With his injury history, Exum has missed out on a lot of development. That doesn’t just mean skill development but time playing within an offense. And when you play within a Quin Snyder offense, that’s really tough to overcome.

But with the talent the Jazz have added, things might get easier.

That’s the biggest benefit of adding talent that fits, things get simpler. Now, instead of having a million screens and actions to make up for a lack of shooting, the offense will have simpler actions with more space. Therefore, Exum might be looking at the best spacing and simplest actions of his career. With his speed and athleticism, he has a chance to be a terror for opposing wing defenders.

On the defensive side we know what Exum is capable of. His ceiling as a defender is 1st team all defense. He proven to be one of the only players in the league that can stop James Harden. I’m not exaggerating either. In the playoffs two seasons ago, Exum hounded Harden in a way no one else in the league can. If it weren’t for Chris Paul, Utah would have been facing the Warriors. This offseason he’s added size that makes him, as a switching defender, incredibly valuable.

Exum’s role this season will likely be off the bench as an attacking wing with underrated passing ability. If he can reach his potential, he is going to turn a lot of heads and make the Jazz an elite team.

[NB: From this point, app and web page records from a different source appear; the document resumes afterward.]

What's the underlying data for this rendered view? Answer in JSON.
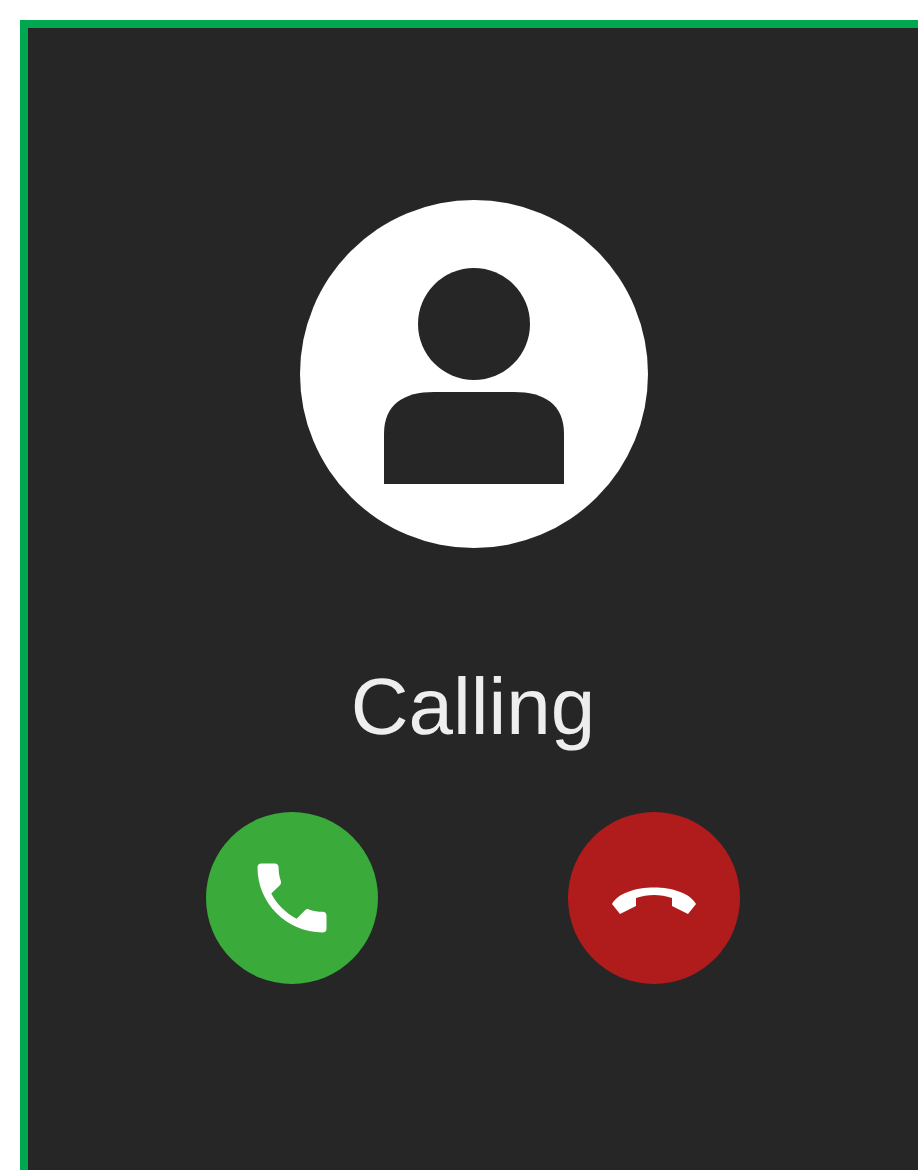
{
  "status": "Calling",
  "buttons": [
    {
      "kind": "accept"
    },
    {
      "kind": "decline"
    }
  ]
}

But as is always the case with Exum, he has to stay healthy. Not much else has to be said about this. Exum continues to have a huge ceiling, let’s hope this is the year we see how close he can get to it.